Like it or not, in this kind of denomination-tearing fight, there usually are winners and losers, and, no, I don’t like it. Some action must be taken, even if it is only the action of recognition.
Unitarian and Universalist Christians have, until fairly recently, had to live with a continuing series of losses with the implied message that, as the “old guard,” we would have a diminishing stake within Unitarian Universalism. The assumption, both within and without the Christian cohort, is that eventually the “grandfathered” Christians would die out: terrible news from the inside, and one (apparently) blithfully ignored from the outside. I am no longer amazed that there are people who deny the existence of those who are both Christian and Universalist or Unitarian, or both. But neither will I accept this dismissive behavior, and that’s one of the reasons I write.
But not all was lost. Something happened in the Nineties — a change of leadership and generation, yes, but more accurately a change of attitude — that gave the Christian cohort a new sense of confidence and less of the defensiveness that had marked times past. We acted like God had an active plan and future for us, and, indeed, I believe God does.
Now it is the Humanist cohort that seems pained at a future of loss and (dare I say it?) dismission.
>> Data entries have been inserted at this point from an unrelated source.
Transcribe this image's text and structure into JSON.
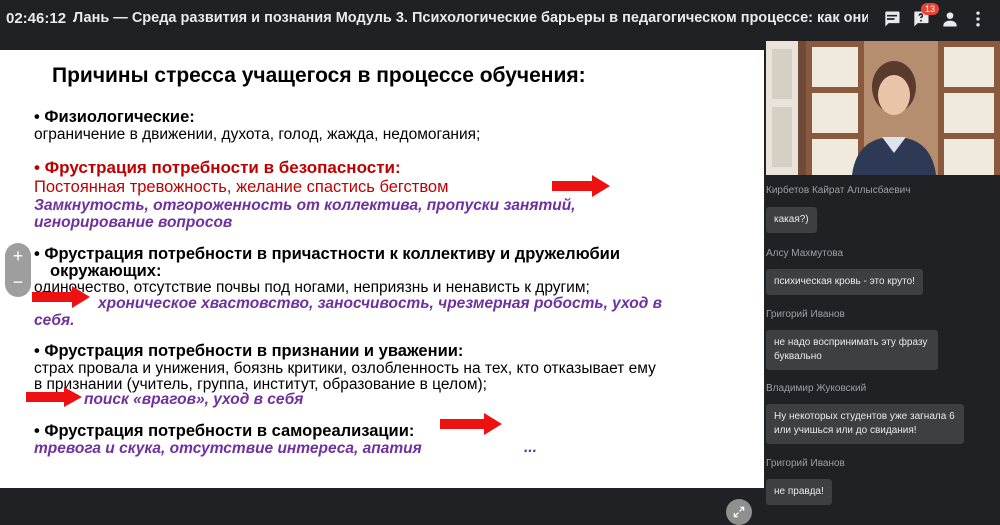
{
  "topbar": {
    "clock": "02:46:12",
    "title": "Лань — Среда развития и познания    Модуль 3. Психологические барьеры в педагогическом процессе: как они устроены ...",
    "notification_count": "13",
    "icons": [
      "chat-icon",
      "questions-icon",
      "user-icon",
      "more-icon"
    ]
  },
  "slide": {
    "heading": "Причины стресса учащегося в процессе обучения:",
    "physio_title": "• Физиологические:",
    "physio_text": "ограничение в движении, духота, голод, жажда, недомогания;",
    "safety_title": "• Фрустрация потребности в безопасности:",
    "safety_text": "Постоянная тревожность, желание спастись бегством",
    "safety_purple_1": "Замкнутость, отгороженность от коллектива, пропуски занятий,",
    "safety_purple_2": "игнорирование вопросов",
    "belong_title_1": "• Фрустрация потребности в причастности к коллективу и дружелюбии",
    "belong_title_2": "окружающих:",
    "belong_text": "одиночество, отсутствие почвы под ногами, неприязнь и ненависть к другим;",
    "belong_purple_1": "хроническое хвастовство,  заносчивость, чрезмерная робость, уход в",
    "belong_purple_2": "себя.",
    "recog_title": "• Фрустрация потребности в признании и уважении:",
    "recog_text_1": "страх провала и унижения, боязнь критики, озлобленность на тех, кто отказывает ему",
    "recog_text_2": "в признании (учитель, группа, институт, образование в целом);",
    "recog_purple": "поиск «врагов», уход в себя",
    "self_title": "• Фрустрация потребности в самореализации:",
    "self_purple": "тревога и скука, отсутствие интереса, апатия",
    "ellipsis": "..."
  },
  "controls": {
    "zoom_in": "+",
    "zoom_out": "−"
  },
  "chat": {
    "messages": [
      {
        "author": "Кирбетов Кайрат Аллысбаевич",
        "text": "какая?)"
      },
      {
        "author": "Алсу Махмутова",
        "text": "психическая кровь - это круто!"
      },
      {
        "author": "Григорий Иванов",
        "text_1": "не надо воспринимать эту фразу",
        "text_2": "буквально"
      },
      {
        "author": "Владимир Жуковский",
        "text_1": "Ну некоторых студентов уже загнала 6",
        "text_2": "или учишься или до свидания!"
      },
      {
        "author": "Григорий Иванов",
        "text": "не правда!"
      }
    ]
  },
  "colors": {
    "red": "#c00000",
    "purple": "#7030a0",
    "arrow": "#ee1111",
    "chat_bubble": "#3c4043"
  }
}
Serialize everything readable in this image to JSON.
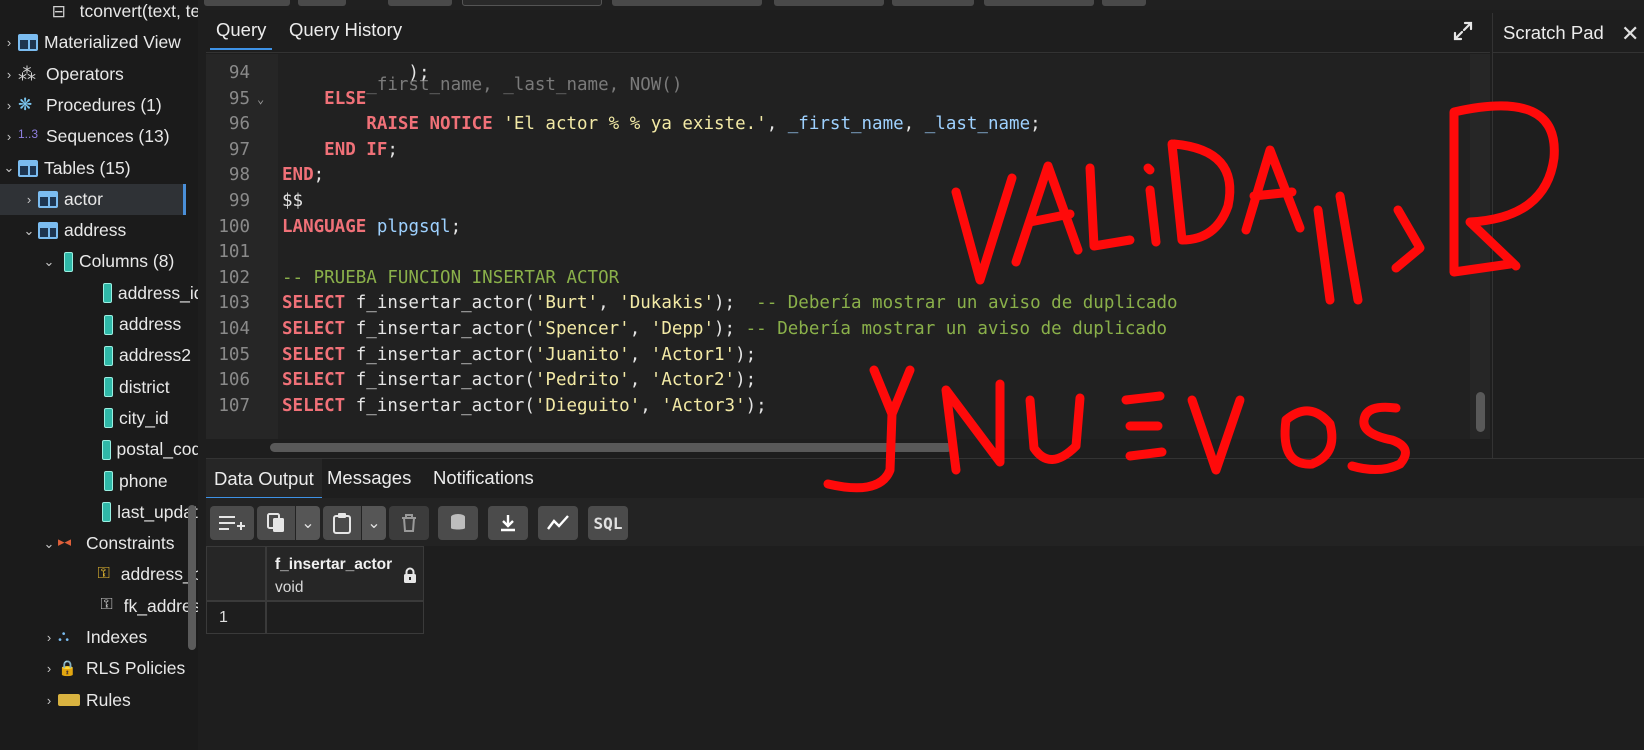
{
  "sidebar": {
    "items": [
      {
        "label": "tconvert(text, te",
        "icon": "function-icon",
        "arrow": ""
      },
      {
        "label": "Materialized View",
        "icon": "materialized-view-icon",
        "arrow": "›"
      },
      {
        "label": "Operators",
        "icon": "operators-icon",
        "arrow": "›"
      },
      {
        "label": "Procedures (1)",
        "icon": "procedures-icon",
        "arrow": "›"
      },
      {
        "label": "Sequences (13)",
        "icon": "sequences-icon",
        "arrow": "›"
      },
      {
        "label": "Tables (15)",
        "icon": "tables-icon",
        "arrow": "⌄"
      },
      {
        "label": "actor",
        "icon": "table-icon",
        "arrow": "›"
      },
      {
        "label": "address",
        "icon": "table-icon",
        "arrow": "⌄"
      },
      {
        "label": "Columns (8)",
        "icon": "columns-icon",
        "arrow": "⌄"
      },
      {
        "label": "address_id",
        "icon": "column-icon",
        "arrow": ""
      },
      {
        "label": "address",
        "icon": "column-icon",
        "arrow": ""
      },
      {
        "label": "address2",
        "icon": "column-icon",
        "arrow": ""
      },
      {
        "label": "district",
        "icon": "column-icon",
        "arrow": ""
      },
      {
        "label": "city_id",
        "icon": "column-icon",
        "arrow": ""
      },
      {
        "label": "postal_code",
        "icon": "column-icon",
        "arrow": ""
      },
      {
        "label": "phone",
        "icon": "column-icon",
        "arrow": ""
      },
      {
        "label": "last_update",
        "icon": "column-icon",
        "arrow": ""
      },
      {
        "label": "Constraints",
        "icon": "constraints-icon",
        "arrow": "⌄"
      },
      {
        "label": "address_pkey",
        "icon": "primary-key-icon",
        "arrow": ""
      },
      {
        "label": "fk_address",
        "icon": "foreign-key-icon",
        "arrow": ""
      },
      {
        "label": "Indexes",
        "icon": "indexes-icon",
        "arrow": "›"
      },
      {
        "label": "RLS Policies",
        "icon": "rls-policies-icon",
        "arrow": "›"
      },
      {
        "label": "Rules",
        "icon": "rules-icon",
        "arrow": "›"
      }
    ]
  },
  "query": {
    "tabs": [
      "Query",
      "Query History"
    ],
    "lines": [
      {
        "n": "94",
        "fold": "",
        "html": "            );"
      },
      {
        "n": "95",
        "fold": "⌄",
        "html": "    <span class=\"kw\">ELSE</span>"
      },
      {
        "n": "96",
        "fold": "",
        "html": "        <span class=\"kw\">RAISE NOTICE</span> <span class=\"str\">'El actor % % ya existe.'</span>, <span class=\"id\">_first_name</span>, <span class=\"id\">_last_name</span>;"
      },
      {
        "n": "97",
        "fold": "",
        "html": "    <span class=\"kw\">END IF</span>;"
      },
      {
        "n": "98",
        "fold": "",
        "html": "<span class=\"kw\">END</span>;"
      },
      {
        "n": "99",
        "fold": "",
        "html": "$$"
      },
      {
        "n": "100",
        "fold": "",
        "html": "<span class=\"kw\">LANGUAGE</span> <span class=\"id\">plpgsql</span>;"
      },
      {
        "n": "101",
        "fold": "",
        "html": ""
      },
      {
        "n": "102",
        "fold": "",
        "html": "<span class=\"cm\">-- PRUEBA FUNCION INSERTAR ACTOR</span>"
      },
      {
        "n": "103",
        "fold": "",
        "html": "<span class=\"kw\">SELECT</span> f_insertar_actor(<span class=\"str\">'Burt'</span>, <span class=\"str\">'Dukakis'</span>);  <span class=\"cm\">-- Debería mostrar un aviso de duplicado</span>"
      },
      {
        "n": "104",
        "fold": "",
        "html": "<span class=\"kw\">SELECT</span> f_insertar_actor(<span class=\"str\">'Spencer'</span>, <span class=\"str\">'Depp'</span>); <span class=\"cm\">-- Debería mostrar un aviso de duplicado</span>"
      },
      {
        "n": "105",
        "fold": "",
        "html": "<span class=\"kw\">SELECT</span> f_insertar_actor(<span class=\"str\">'Juanito'</span>, <span class=\"str\">'Actor1'</span>);"
      },
      {
        "n": "106",
        "fold": "",
        "html": "<span class=\"kw\">SELECT</span> f_insertar_actor(<span class=\"str\">'Pedrito'</span>, <span class=\"str\">'Actor2'</span>);"
      },
      {
        "n": "107",
        "fold": "",
        "html": "<span class=\"kw\">SELECT</span> f_insertar_actor(<span class=\"str\">'Dieguito'</span>, <span class=\"str\">'Actor3'</span>);"
      }
    ]
  },
  "scratch_pad": {
    "title": "Scratch Pad"
  },
  "output": {
    "tabs": [
      "Data Output",
      "Messages",
      "Notifications"
    ],
    "toolbar": {
      "sql_label": "SQL"
    },
    "grid": {
      "column_name": "f_insertar_actor",
      "column_type": "void",
      "rows": [
        "1"
      ]
    }
  },
  "handwriting": {
    "line1": "VALIDAR",
    "line2": "y NUEVOS"
  },
  "colors": {
    "accent": "#3e92e6",
    "ink": "#ff0a0a",
    "keyword": "#f07178",
    "string": "#f2e9a5",
    "comment": "#8ab04a"
  }
}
But it seems to be that the Christian response is not to lord over the grief, and say “you had it coming” but be present and more than a little understanding. After all, we’ve been there, and there no guarantee we won’t know those feelings again. (If not institutionally, then certainly personally.)
Today, I hope the fighting factions of Episcopalians will experience enough grace to continue as one church, whatever the outcome of the Robinson election. After all, the world is watching and asking if there are Christians in that Convention. There are times I wonder if there are Christians anywhere: those living in knowledge of their redemption, identified by grace, and hopeful for unity with one another, the compass of creation, and with God.
Let there be peace in Minneapolis, and, I pray, next year in Long Beach.